The Internal Revenue Service (IRS) scrutinized nonprofits working on medical marijuana issues more closely than other organizations that applied for tax-exempt status, a new federal report reveals.
“The IRS identified the Medical Marijuana organizations for further scrutiny because of concerns that they were engaging in activities that were not permissible under tax-exempt law,” the Treasury Inspector General for Tax Administration (TIGTA) said in a review released Thursday. “Specifically, some States were legalizing the use of medical marijuana, but it was illegal under Federal law so the organizations did not meet the requirements for Federal tax exemption.”
But many of the organizations that applied for IRS tax-exempt status focus on education around cannabis policy issues and aren’t actively involved in touching the plant. Nonetheless, because of internal Be On the Look Out (BOLO) alerts that agency officials sent, some of those organization’s applications were unnecessarily delayed, and they were asked to answer inappropriate questions.

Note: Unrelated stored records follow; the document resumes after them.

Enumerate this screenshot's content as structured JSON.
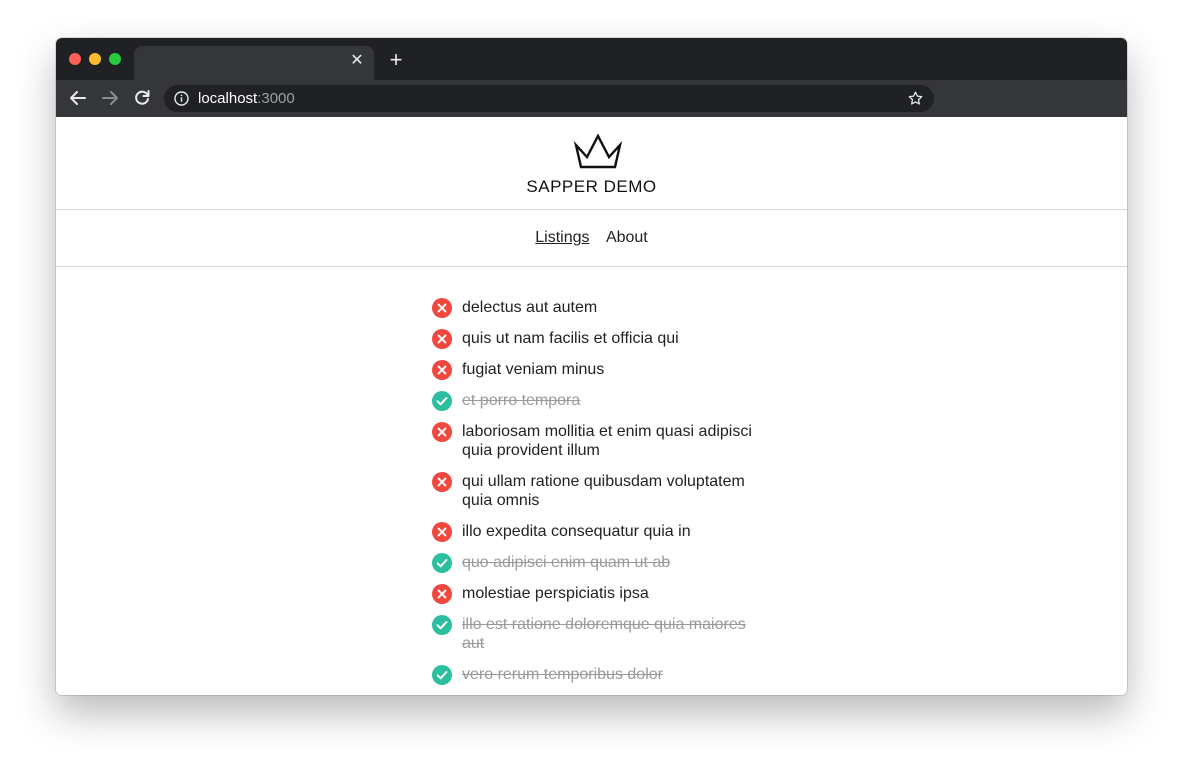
{
  "browser": {
    "url_host": "localhost",
    "url_port": ":3000",
    "colors": {
      "chrome_dark": "#202124",
      "chrome_toolbar": "#35363a"
    }
  },
  "site": {
    "title": "SAPPER DEMO",
    "nav": [
      {
        "label": "Listings",
        "active": true
      },
      {
        "label": "About",
        "active": false
      }
    ]
  },
  "todos": [
    {
      "text": "delectus aut autem",
      "completed": false
    },
    {
      "text": "quis ut nam facilis et officia qui",
      "completed": false
    },
    {
      "text": "fugiat veniam minus",
      "completed": false
    },
    {
      "text": "et porro tempora",
      "completed": true
    },
    {
      "text": "laboriosam mollitia et enim quasi adipisci quia provident illum",
      "completed": false
    },
    {
      "text": "qui ullam ratione quibusdam voluptatem quia omnis",
      "completed": false
    },
    {
      "text": "illo expedita consequatur quia in",
      "completed": false
    },
    {
      "text": "quo adipisci enim quam ut ab",
      "completed": true
    },
    {
      "text": "molestiae perspiciatis ipsa",
      "completed": false
    },
    {
      "text": "illo est ratione doloremque quia maiores aut",
      "completed": true
    },
    {
      "text": "vero rerum temporibus dolor",
      "completed": true
    }
  ],
  "colors": {
    "incomplete": "#f0483e",
    "complete": "#2bbf9f"
  }
}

“All of the Medical Marijuana cases took longer than average to process compared to the IRS’s overall average for non-merit cases in each fiscal year,” the review found. “We determined that all 10 organizations whose applications we confirmed were processed based on the Medical Marijuana criterion received letters requesting additional information to complete processing of their application. We reviewed these additional request letters and determined that four of the organizations received a request for information that TIGTA had concluded was unnecessary for processing political advocacy cases in our prior review.”
All of the heightened marijuana scrutiny flagged in the document occurred during the Obama administration.

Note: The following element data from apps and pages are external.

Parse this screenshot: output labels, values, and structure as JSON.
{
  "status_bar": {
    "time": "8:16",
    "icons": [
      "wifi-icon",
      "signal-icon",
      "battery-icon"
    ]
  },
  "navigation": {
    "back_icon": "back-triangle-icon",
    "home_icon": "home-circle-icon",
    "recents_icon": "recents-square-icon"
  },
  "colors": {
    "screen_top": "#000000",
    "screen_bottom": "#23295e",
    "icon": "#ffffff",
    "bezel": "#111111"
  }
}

The new report also looks at other keywords for which IRS officials flagged applications, including green energy, healthcare legislation, occupy and progressive. It is a followup to an early review that stemmed from revelations that the IRS had unfairly targeted conservative-leaning groups’ applications for heightened scrutiny.
The development was first reported by the Washington Post, which obtained a draft of the report ahead of its official release.
The existence of the IRS’s internal flag on medical marijuana-related applications was first revealed as part of documents that Congressional Democrats obtained and released in 2013.